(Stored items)
━━━
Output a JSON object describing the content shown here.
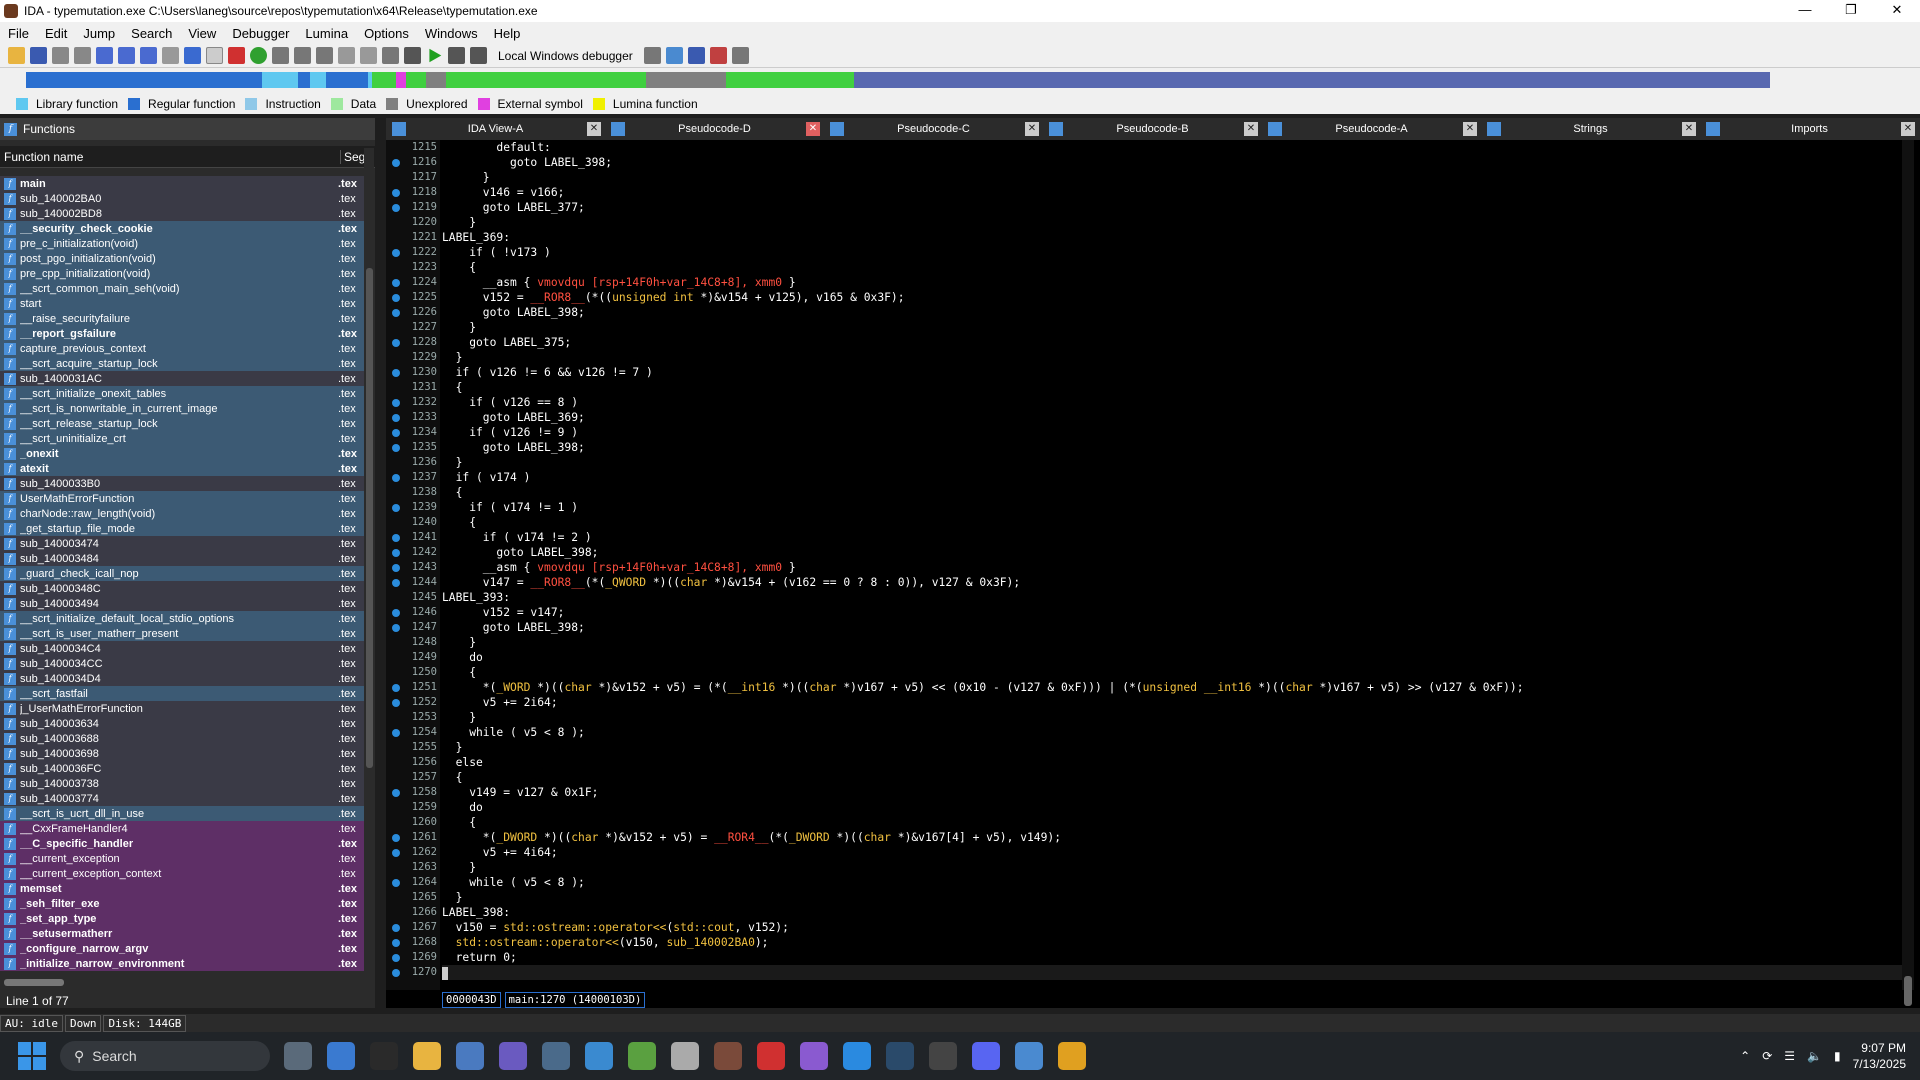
{
  "window": {
    "title": "IDA - typemutation.exe C:\\Users\\laneg\\source\\repos\\typemutation\\x64\\Release\\typemutation.exe",
    "minimize": "—",
    "maximize": "❐",
    "close": "✕"
  },
  "menu": [
    "File",
    "Edit",
    "Jump",
    "Search",
    "View",
    "Debugger",
    "Lumina",
    "Options",
    "Windows",
    "Help"
  ],
  "toolbar": {
    "debugger_label": "Local Windows debugger"
  },
  "legend": [
    {
      "label": "Library function",
      "color": "#5fc8f0"
    },
    {
      "label": "Regular function",
      "color": "#2a6fd0"
    },
    {
      "label": "Instruction",
      "color": "#8fc8e8"
    },
    {
      "label": "Data",
      "color": "#9ee89e"
    },
    {
      "label": "Unexplored",
      "color": "#808080"
    },
    {
      "label": "External symbol",
      "color": "#e040e0"
    },
    {
      "label": "Lumina function",
      "color": "#f0f000"
    }
  ],
  "functions_panel": {
    "title": "Functions",
    "col_name": "Function name",
    "col_seg": "Seg",
    "status": "Line 1 of 77",
    "rows": [
      {
        "name": "main",
        "seg": ".tex",
        "bold": true,
        "kind": "reg"
      },
      {
        "name": "sub_140002BA0",
        "seg": ".tex",
        "bold": false,
        "kind": "reg"
      },
      {
        "name": "sub_140002BD8",
        "seg": ".tex",
        "bold": false,
        "kind": "reg"
      },
      {
        "name": "__security_check_cookie",
        "seg": ".tex",
        "bold": true,
        "kind": "lib"
      },
      {
        "name": "pre_c_initialization(void)",
        "seg": ".tex",
        "bold": false,
        "kind": "lib"
      },
      {
        "name": "post_pgo_initialization(void)",
        "seg": ".tex",
        "bold": false,
        "kind": "lib"
      },
      {
        "name": "pre_cpp_initialization(void)",
        "seg": ".tex",
        "bold": false,
        "kind": "lib"
      },
      {
        "name": "__scrt_common_main_seh(void)",
        "seg": ".tex",
        "bold": false,
        "kind": "lib"
      },
      {
        "name": "start",
        "seg": ".tex",
        "bold": false,
        "kind": "lib"
      },
      {
        "name": "__raise_securityfailure",
        "seg": ".tex",
        "bold": false,
        "kind": "lib"
      },
      {
        "name": "__report_gsfailure",
        "seg": ".tex",
        "bold": true,
        "kind": "lib"
      },
      {
        "name": "capture_previous_context",
        "seg": ".tex",
        "bold": false,
        "kind": "lib"
      },
      {
        "name": "__scrt_acquire_startup_lock",
        "seg": ".tex",
        "bold": false,
        "kind": "lib"
      },
      {
        "name": "sub_1400031AC",
        "seg": ".tex",
        "bold": false,
        "kind": "reg"
      },
      {
        "name": "__scrt_initialize_onexit_tables",
        "seg": ".tex",
        "bold": false,
        "kind": "lib"
      },
      {
        "name": "__scrt_is_nonwritable_in_current_image",
        "seg": ".tex",
        "bold": false,
        "kind": "lib"
      },
      {
        "name": "__scrt_release_startup_lock",
        "seg": ".tex",
        "bold": false,
        "kind": "lib"
      },
      {
        "name": "__scrt_uninitialize_crt",
        "seg": ".tex",
        "bold": false,
        "kind": "lib"
      },
      {
        "name": "_onexit",
        "seg": ".tex",
        "bold": true,
        "kind": "lib"
      },
      {
        "name": "atexit",
        "seg": ".tex",
        "bold": true,
        "kind": "lib"
      },
      {
        "name": "sub_1400033B0",
        "seg": ".tex",
        "bold": false,
        "kind": "reg"
      },
      {
        "name": "UserMathErrorFunction",
        "seg": ".tex",
        "bold": false,
        "kind": "lib"
      },
      {
        "name": "charNode::raw_length(void)",
        "seg": ".tex",
        "bold": false,
        "kind": "lib"
      },
      {
        "name": "_get_startup_file_mode",
        "seg": ".tex",
        "bold": false,
        "kind": "lib"
      },
      {
        "name": "sub_140003474",
        "seg": ".tex",
        "bold": false,
        "kind": "reg"
      },
      {
        "name": "sub_140003484",
        "seg": ".tex",
        "bold": false,
        "kind": "reg"
      },
      {
        "name": "_guard_check_icall_nop",
        "seg": ".tex",
        "bold": false,
        "kind": "lib"
      },
      {
        "name": "sub_14000348C",
        "seg": ".tex",
        "bold": false,
        "kind": "reg"
      },
      {
        "name": "sub_140003494",
        "seg": ".tex",
        "bold": false,
        "kind": "reg"
      },
      {
        "name": "__scrt_initialize_default_local_stdio_options",
        "seg": ".tex",
        "bold": false,
        "kind": "lib"
      },
      {
        "name": "__scrt_is_user_matherr_present",
        "seg": ".tex",
        "bold": false,
        "kind": "lib"
      },
      {
        "name": "sub_1400034C4",
        "seg": ".tex",
        "bold": false,
        "kind": "reg"
      },
      {
        "name": "sub_1400034CC",
        "seg": ".tex",
        "bold": false,
        "kind": "reg"
      },
      {
        "name": "sub_1400034D4",
        "seg": ".tex",
        "bold": false,
        "kind": "reg"
      },
      {
        "name": "__scrt_fastfail",
        "seg": ".tex",
        "bold": false,
        "kind": "lib"
      },
      {
        "name": "j_UserMathErrorFunction",
        "seg": ".tex",
        "bold": false,
        "kind": "reg"
      },
      {
        "name": "sub_140003634",
        "seg": ".tex",
        "bold": false,
        "kind": "reg"
      },
      {
        "name": "sub_140003688",
        "seg": ".tex",
        "bold": false,
        "kind": "reg"
      },
      {
        "name": "sub_140003698",
        "seg": ".tex",
        "bold": false,
        "kind": "reg"
      },
      {
        "name": "sub_1400036FC",
        "seg": ".tex",
        "bold": false,
        "kind": "reg"
      },
      {
        "name": "sub_140003738",
        "seg": ".tex",
        "bold": false,
        "kind": "reg"
      },
      {
        "name": "sub_140003774",
        "seg": ".tex",
        "bold": false,
        "kind": "reg"
      },
      {
        "name": "__scrt_is_ucrt_dll_in_use",
        "seg": ".tex",
        "bold": false,
        "kind": "lib"
      },
      {
        "name": "__CxxFrameHandler4",
        "seg": ".tex",
        "bold": false,
        "kind": "ext"
      },
      {
        "name": "__C_specific_handler",
        "seg": ".tex",
        "bold": true,
        "kind": "ext"
      },
      {
        "name": "__current_exception",
        "seg": ".tex",
        "bold": false,
        "kind": "ext"
      },
      {
        "name": "__current_exception_context",
        "seg": ".tex",
        "bold": false,
        "kind": "ext"
      },
      {
        "name": "memset",
        "seg": ".tex",
        "bold": true,
        "kind": "ext"
      },
      {
        "name": "_seh_filter_exe",
        "seg": ".tex",
        "bold": true,
        "kind": "ext"
      },
      {
        "name": "_set_app_type",
        "seg": ".tex",
        "bold": true,
        "kind": "ext"
      },
      {
        "name": "__setusermatherr",
        "seg": ".tex",
        "bold": true,
        "kind": "ext"
      },
      {
        "name": "_configure_narrow_argv",
        "seg": ".tex",
        "bold": true,
        "kind": "ext"
      },
      {
        "name": "_initialize_narrow_environment",
        "seg": ".tex",
        "bold": true,
        "kind": "ext"
      }
    ]
  },
  "tabs": [
    {
      "label": "IDA View-A",
      "active": false
    },
    {
      "label": "Pseudocode-D",
      "active": true
    },
    {
      "label": "Pseudocode-C",
      "active": false
    },
    {
      "label": "Pseudocode-B",
      "active": false
    },
    {
      "label": "Pseudocode-A",
      "active": false
    },
    {
      "label": "Strings",
      "active": false
    },
    {
      "label": "Imports",
      "active": false
    }
  ],
  "code": {
    "lines": [
      {
        "n": "1215",
        "dot": false,
        "html": "        default:"
      },
      {
        "n": "1216",
        "dot": true,
        "html": "          goto LABEL_398;"
      },
      {
        "n": "1217",
        "dot": false,
        "html": "      }"
      },
      {
        "n": "1218",
        "dot": true,
        "html": "      v146 = v166;"
      },
      {
        "n": "1219",
        "dot": true,
        "html": "      goto LABEL_377;"
      },
      {
        "n": "1220",
        "dot": false,
        "html": "    }"
      },
      {
        "n": "1221",
        "dot": false,
        "html": "LABEL_369:"
      },
      {
        "n": "1222",
        "dot": true,
        "html": "    if ( !v173 )"
      },
      {
        "n": "1223",
        "dot": false,
        "html": "    {"
      },
      {
        "n": "1224",
        "dot": true,
        "html": "      __asm { <span class=\"a\">vmovdqu [rsp+14F0h+var_14C8+8], xmm0</span> }"
      },
      {
        "n": "1225",
        "dot": true,
        "html": "      v152 = <span class=\"a\">__ROR8__</span>(*((<span class=\"t\">unsigned int</span> *)&amp;v154 + v125), v165 &amp; 0x3F);"
      },
      {
        "n": "1226",
        "dot": true,
        "html": "      goto LABEL_398;"
      },
      {
        "n": "1227",
        "dot": false,
        "html": "    }"
      },
      {
        "n": "1228",
        "dot": true,
        "html": "    goto LABEL_375;"
      },
      {
        "n": "1229",
        "dot": false,
        "html": "  }"
      },
      {
        "n": "1230",
        "dot": true,
        "html": "  if ( v126 != 6 &amp;&amp; v126 != 7 )"
      },
      {
        "n": "1231",
        "dot": false,
        "html": "  {"
      },
      {
        "n": "1232",
        "dot": true,
        "html": "    if ( v126 == 8 )"
      },
      {
        "n": "1233",
        "dot": true,
        "html": "      goto LABEL_369;"
      },
      {
        "n": "1234",
        "dot": true,
        "html": "    if ( v126 != 9 )"
      },
      {
        "n": "1235",
        "dot": true,
        "html": "      goto LABEL_398;"
      },
      {
        "n": "1236",
        "dot": false,
        "html": "  }"
      },
      {
        "n": "1237",
        "dot": true,
        "html": "  if ( v174 )"
      },
      {
        "n": "1238",
        "dot": false,
        "html": "  {"
      },
      {
        "n": "1239",
        "dot": true,
        "html": "    if ( v174 != 1 )"
      },
      {
        "n": "1240",
        "dot": false,
        "html": "    {"
      },
      {
        "n": "1241",
        "dot": true,
        "html": "      if ( v174 != 2 )"
      },
      {
        "n": "1242",
        "dot": true,
        "html": "        goto LABEL_398;"
      },
      {
        "n": "1243",
        "dot": true,
        "html": "      __asm { <span class=\"a\">vmovdqu [rsp+14F0h+var_14C8+8], xmm0</span> }"
      },
      {
        "n": "1244",
        "dot": true,
        "html": "      v147 = <span class=\"a\">__ROR8__</span>(*(<span class=\"t\">_QWORD</span> *)((<span class=\"t\">char</span> *)&amp;v154 + (v162 == 0 ? 8 : 0)), v127 &amp; 0x3F);"
      },
      {
        "n": "1245",
        "dot": false,
        "html": "LABEL_393:"
      },
      {
        "n": "1246",
        "dot": true,
        "html": "      v152 = v147;"
      },
      {
        "n": "1247",
        "dot": true,
        "html": "      goto LABEL_398;"
      },
      {
        "n": "1248",
        "dot": false,
        "html": "    }"
      },
      {
        "n": "1249",
        "dot": false,
        "html": "    do"
      },
      {
        "n": "1250",
        "dot": false,
        "html": "    {"
      },
      {
        "n": "1251",
        "dot": true,
        "html": "      *(<span class=\"t\">_WORD</span> *)((<span class=\"t\">char</span> *)&amp;v152 + v5) = (*(<span class=\"t\">__int16</span> *)((<span class=\"t\">char</span> *)v167 + v5) &lt;&lt; (0x10 - (v127 &amp; 0xF))) | (*(<span class=\"t\">unsigned __int16</span> *)((<span class=\"t\">char</span> *)v167 + v5) &gt;&gt; (v127 &amp; 0xF));"
      },
      {
        "n": "1252",
        "dot": true,
        "html": "      v5 += 2i64;"
      },
      {
        "n": "1253",
        "dot": false,
        "html": "    }"
      },
      {
        "n": "1254",
        "dot": true,
        "html": "    while ( v5 &lt; 8 );"
      },
      {
        "n": "1255",
        "dot": false,
        "html": "  }"
      },
      {
        "n": "1256",
        "dot": false,
        "html": "  else"
      },
      {
        "n": "1257",
        "dot": false,
        "html": "  {"
      },
      {
        "n": "1258",
        "dot": true,
        "html": "    v149 = v127 &amp; 0x1F;"
      },
      {
        "n": "1259",
        "dot": false,
        "html": "    do"
      },
      {
        "n": "1260",
        "dot": false,
        "html": "    {"
      },
      {
        "n": "1261",
        "dot": true,
        "html": "      *(<span class=\"t\">_DWORD</span> *)((<span class=\"t\">char</span> *)&amp;v152 + v5) = <span class=\"a\">__ROR4__</span>(*(<span class=\"t\">_DWORD</span> *)((<span class=\"t\">char</span> *)&amp;v167[4] + v5), v149);"
      },
      {
        "n": "1262",
        "dot": true,
        "html": "      v5 += 4i64;"
      },
      {
        "n": "1263",
        "dot": false,
        "html": "    }"
      },
      {
        "n": "1264",
        "dot": true,
        "html": "    while ( v5 &lt; 8 );"
      },
      {
        "n": "1265",
        "dot": false,
        "html": "  }"
      },
      {
        "n": "1266",
        "dot": false,
        "html": "LABEL_398:"
      },
      {
        "n": "1267",
        "dot": true,
        "html": "  v150 = <span class=\"t\">std::ostream::operator&lt;&lt;</span>(<span class=\"t\">std::cout</span>, v152);"
      },
      {
        "n": "1268",
        "dot": true,
        "html": "  <span class=\"t\">std::ostream::operator&lt;&lt;</span>(v150, <span class=\"t\">sub_140002BA0</span>);"
      },
      {
        "n": "1269",
        "dot": true,
        "html": "  return 0;"
      },
      {
        "n": "1270",
        "dot": true,
        "html": "",
        "cursor": true
      }
    ],
    "status_offset": "0000043D",
    "status_location": "main:1270 (14000103D)"
  },
  "statusbar": {
    "au": "AU:  idle",
    "dir": "Down",
    "disk": "Disk: 144GB"
  },
  "taskbar": {
    "search_placeholder": "Search",
    "time": "9:07 PM",
    "date": "7/13/2025",
    "icons": [
      {
        "name": "settings-icon",
        "color": "#5a6a7a"
      },
      {
        "name": "store-icon",
        "color": "#3a7ad0"
      },
      {
        "name": "terminal-icon",
        "color": "#2a2a2a"
      },
      {
        "name": "file-explorer-icon",
        "color": "#e8b440"
      },
      {
        "name": "photos-icon",
        "color": "#4a7ac0"
      },
      {
        "name": "devhome-icon",
        "color": "#6a5ac0"
      },
      {
        "name": "calculator-icon",
        "color": "#4a6a8a"
      },
      {
        "name": "notepad-icon",
        "color": "#3a8ad0"
      },
      {
        "name": "notes-icon",
        "color": "#5aa040"
      },
      {
        "name": "x64dbg-icon",
        "color": "#aaa"
      },
      {
        "name": "ida-icon",
        "color": "#7a4a3a"
      },
      {
        "name": "todoist-icon",
        "color": "#d03030"
      },
      {
        "name": "visual-studio-icon",
        "color": "#8a5ad0"
      },
      {
        "name": "vscode-icon",
        "color": "#2a8ae0"
      },
      {
        "name": "steam-icon",
        "color": "#2a4a6a"
      },
      {
        "name": "app-a-icon",
        "color": "#444"
      },
      {
        "name": "discord-icon",
        "color": "#5865f2"
      },
      {
        "name": "controlpanel-icon",
        "color": "#4a8ad0"
      },
      {
        "name": "chrome-icon",
        "color": "#e0a020"
      }
    ]
  }
}
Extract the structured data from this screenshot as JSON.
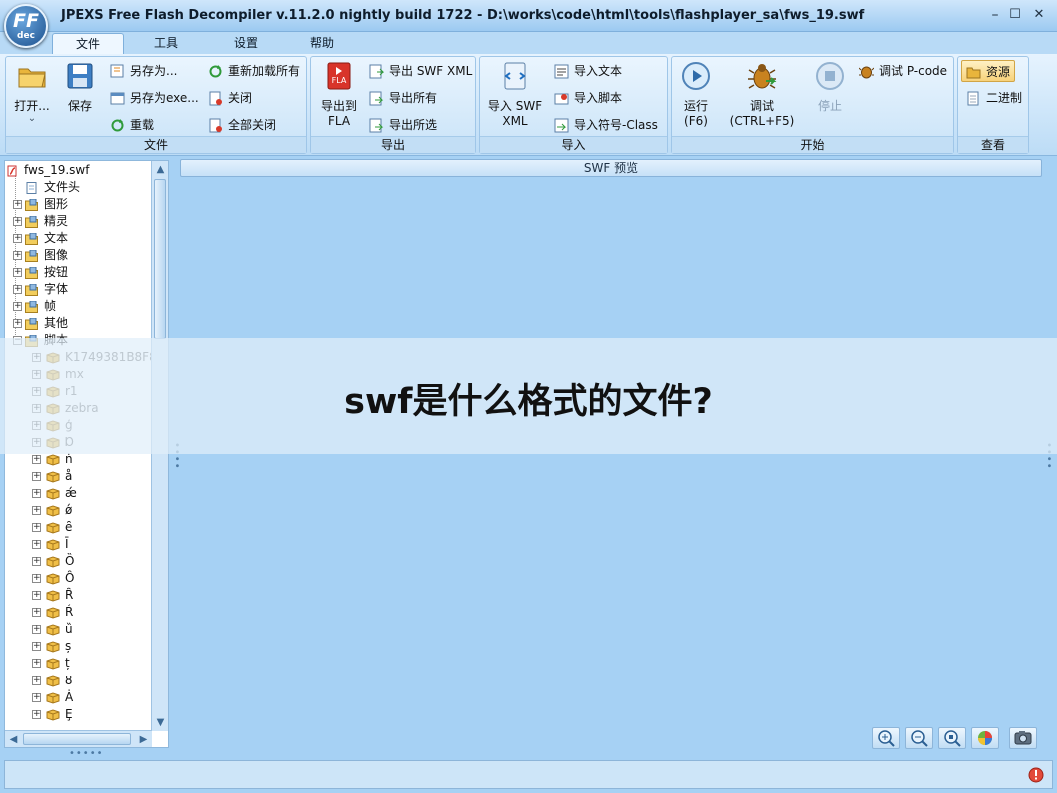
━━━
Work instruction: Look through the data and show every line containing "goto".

Completed task:
        "html": "          goto LABEL_398;"
        "html": "      goto LABEL_377;"
        "html": "      goto LABEL_398;"
        "html": "    goto LABEL_375;"
        "html": "      goto LABEL_369;"
        "html": "      goto LABEL_398;"
        "html": "        goto LABEL_398;"
        "html": "      goto LABEL_398;"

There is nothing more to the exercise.